- _Task material_:
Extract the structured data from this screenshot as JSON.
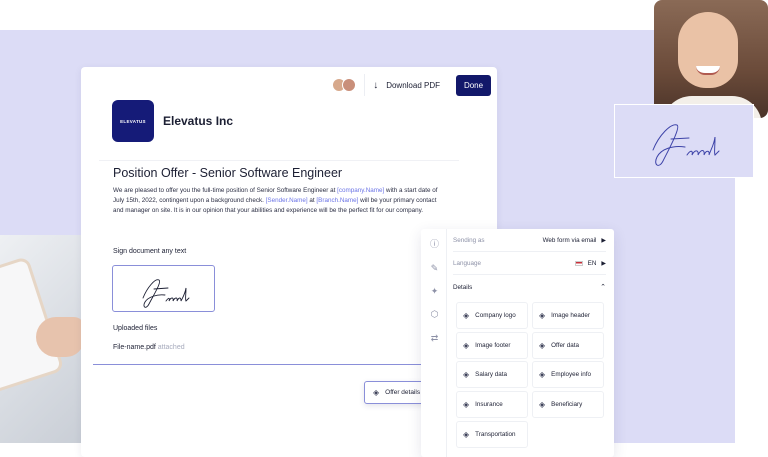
{
  "header": {
    "download_label": "Download PDF",
    "done_label": "Done"
  },
  "company": {
    "logo_text": "ELEVATUS",
    "name": "Elevatus Inc"
  },
  "offer": {
    "title": "Position Offer - Senior Software Engineer",
    "body_1": "We are pleased to offer you the full-time position of Senior Software Engineer at ",
    "var_company": "[company.Name]",
    "body_2": " with a start date of July 15th, 2022, contingent upon a background check. ",
    "var_sender": "[Sender.Name]",
    "body_3": " at ",
    "var_branch": "[Branch.Name]",
    "body_4": " will be your primary contact and manager on site. It is in our opinion that your abilities and experience will be the perfect fit for our company."
  },
  "sign": {
    "label": "Sign document any text",
    "signature_text": "Frank"
  },
  "files": {
    "label": "Uploaded files",
    "file_name": "File-name.pdf",
    "status": "attached"
  },
  "chip": {
    "label": "Offer details"
  },
  "panel": {
    "sending_as_label": "Sending as",
    "sending_as_value": "Web form via email",
    "language_label": "Language",
    "language_value": "EN",
    "details_label": "Details",
    "tiles": [
      "Company logo",
      "Image header",
      "Image footer",
      "Offer data",
      "Salary data",
      "Employee info",
      "Insurance",
      "Beneficiary",
      "Transportation"
    ]
  },
  "icons": {
    "download": "download-icon",
    "layers": "layers-icon",
    "info": "info-icon",
    "pen": "pen-icon",
    "sparkle": "sparkle-icon",
    "hexagon": "hexagon-icon",
    "shuffle": "shuffle-icon",
    "cursor": "hand-cursor-icon"
  },
  "colors": {
    "brand_navy": "#12186a",
    "accent_lavender": "#dcdcf6",
    "variable_text": "#6b74e6"
  }
}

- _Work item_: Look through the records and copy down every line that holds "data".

- _Response below_:
Extract the structured data from this screenshot as JSON.
      "Offer data",
      "Salary data",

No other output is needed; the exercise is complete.